Children as teachers, families as learners

Funding year: 
2 years
University of Waikato
ECE sector
Project start date: 
January 2012
Project end date: 
June 2014
Principal investigator(s): 
Margaret Carr
Research team members: 
Jeanette Clarkin-Phillips
Research partners: 
Tai Tamariki Kindergarten and the kindergarten community and Wellington Region Free Kindergarten Association

Project Description

This project is about young children as museum guides, explaining their understandings about a museum
exhibit or object to teachers, family and friends. 

Research questions

The three research questions for this research project were:
• How might children as teachers engage their families in learning at a museum?
• How do families as learners respond to children’s story-telling and explanation?
• What implications do the findings from the first two questions have for museum educators in early childhood centres and schools?

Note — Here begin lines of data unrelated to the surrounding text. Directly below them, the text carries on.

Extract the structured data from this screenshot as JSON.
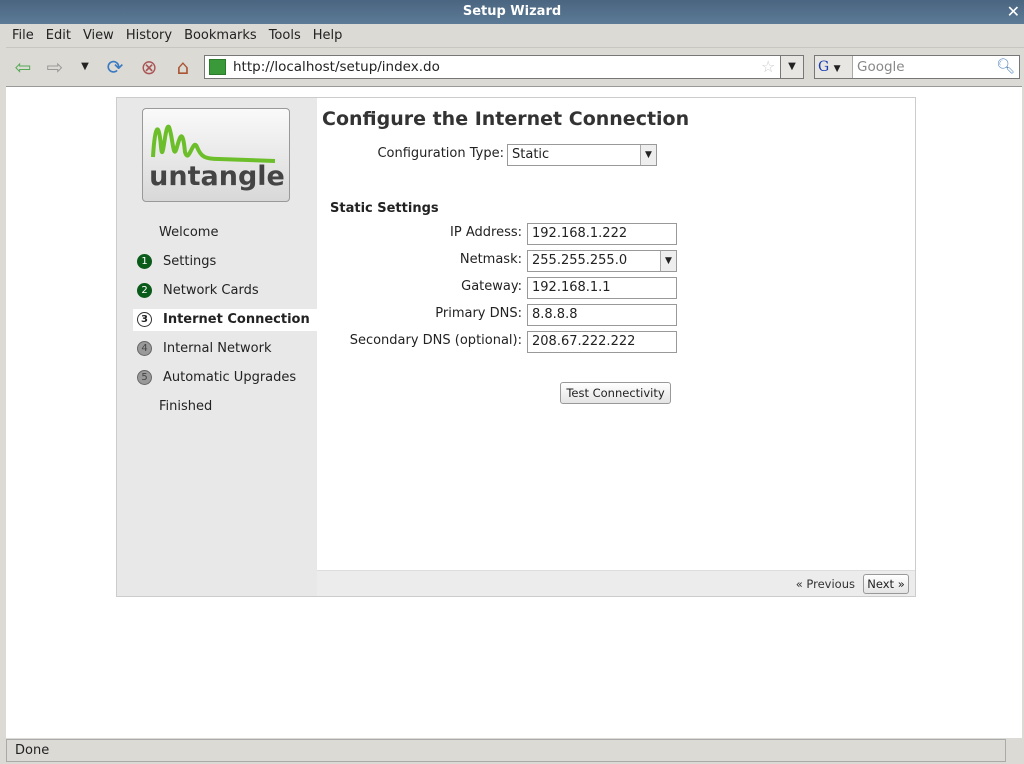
{
  "window": {
    "title": "Setup Wizard"
  },
  "menu": [
    "File",
    "Edit",
    "View",
    "History",
    "Bookmarks",
    "Tools",
    "Help"
  ],
  "urlbar": {
    "value": "http://localhost/setup/index.do"
  },
  "search": {
    "placeholder": "Google"
  },
  "logo": {
    "text": "untangle"
  },
  "steps": [
    {
      "num": "",
      "label": "Welcome",
      "state": "plain"
    },
    {
      "num": "1",
      "label": "Settings",
      "state": "done"
    },
    {
      "num": "2",
      "label": "Network Cards",
      "state": "done"
    },
    {
      "num": "3",
      "label": "Internet Connection",
      "state": "current"
    },
    {
      "num": "4",
      "label": "Internal Network",
      "state": "todo"
    },
    {
      "num": "5",
      "label": "Automatic Upgrades",
      "state": "todo"
    },
    {
      "num": "",
      "label": "Finished",
      "state": "plain"
    }
  ],
  "page": {
    "title": "Configure the Internet Connection",
    "config_type_label": "Configuration Type:",
    "config_type_value": "Static",
    "section": "Static Settings",
    "fields": [
      {
        "label": "IP Address:",
        "value": "192.168.1.222"
      },
      {
        "label": "Netmask:",
        "value": "255.255.255.0"
      },
      {
        "label": "Gateway:",
        "value": "192.168.1.1"
      },
      {
        "label": "Primary DNS:",
        "value": "8.8.8.8"
      },
      {
        "label": "Secondary DNS (optional):",
        "value": "208.67.222.222"
      }
    ],
    "test_button": "Test Connectivity",
    "previous": "« Previous",
    "next": "Next »"
  },
  "status": "Done"
}
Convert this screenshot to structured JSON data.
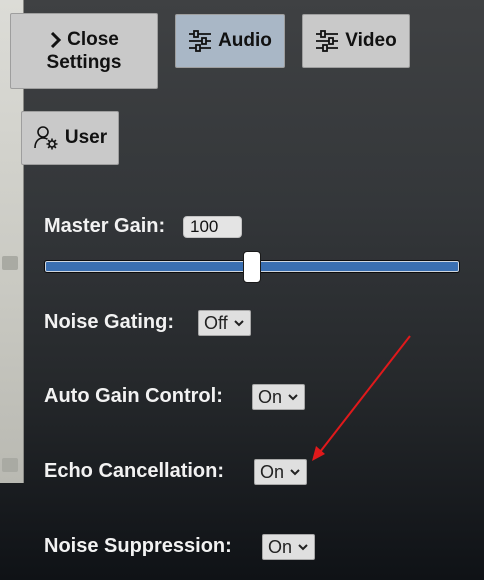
{
  "buttons": {
    "close_line1": "Close",
    "close_line2": "Settings",
    "audio": "Audio",
    "video": "Video",
    "user": "User"
  },
  "master_gain": {
    "label": "Master Gain:",
    "value": "100",
    "slider_value": 100
  },
  "settings": {
    "noise_gating": {
      "label": "Noise Gating:",
      "value": "Off"
    },
    "auto_gain": {
      "label": "Auto Gain Control:",
      "value": "On"
    },
    "echo_cancellation": {
      "label": "Echo Cancellation:",
      "value": "On"
    },
    "noise_suppression": {
      "label": "Noise Suppression:",
      "value": "On"
    }
  },
  "colors": {
    "active_tab": "#a9b7c6",
    "slider_fill": "#3a6fb1",
    "annotation_arrow": "#e0191b"
  }
}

Key findings

The key findings in relations to research Questions One and Two are summarised in detail in the TLRI website. The children were:

  1. recognising, respecting, and reminding visiting families of museum protocols
  2. themselves exhibitors and gallery designers, illustrating and demonstrating messages - in various modes - to visitors (families and teachers)
  3. demonstrating an appreciation of craft from exhibitions that included artists and craftspeople; this entitled them to explain processes to others
  4. calling on prior knowledge to make meaning and enable explanations that included remembering and using analogies
  5. The key findings in relations to research Questions One and Two

A resource for teachers and families

Key outcomes for Research Question: Three are publications and a resource for teachers and families developed during the project.


  • Transcripts of children’s conversations as they co-construct resources and visit museum objects and exhibits with their peers, teachers and families.
  • Documented observations of the children at work at the museum and on related activities in the kindergarten.
  • Annotated photographs of resources and children at work.
  • Transcripts of interviews with families.
  • Transcripts of interviews with teachers.
  • Copies of resources constructed.


Transcript data from children’s conversations was analysed using Riessman’s thematic, structural, dialogic and visual analyses, building on analytical categories developed by the researchers in previous projects to capture the dual-focus nature of the conversations. Family interviews were analysed using some of the categories from the Home Learning Environment used in the EPPE study in the UK (Professor Iram Siraj-Blatchford, a Director of EPPE, is an international consultant to the project). Story-telling was analysed with reference to Reese’s temporal, causal and locative dimensions. Analysis of the role of the teacher in encouraging children’s dialogue and story-telling will develop further the analytical frame developed in the TLRI project Our Place: Being Curious at Te Papa.

Project Contact

Dr Margaret Carr
Wilf Malcolm Institute of Educational Research
Faculty of Education
University of Waikato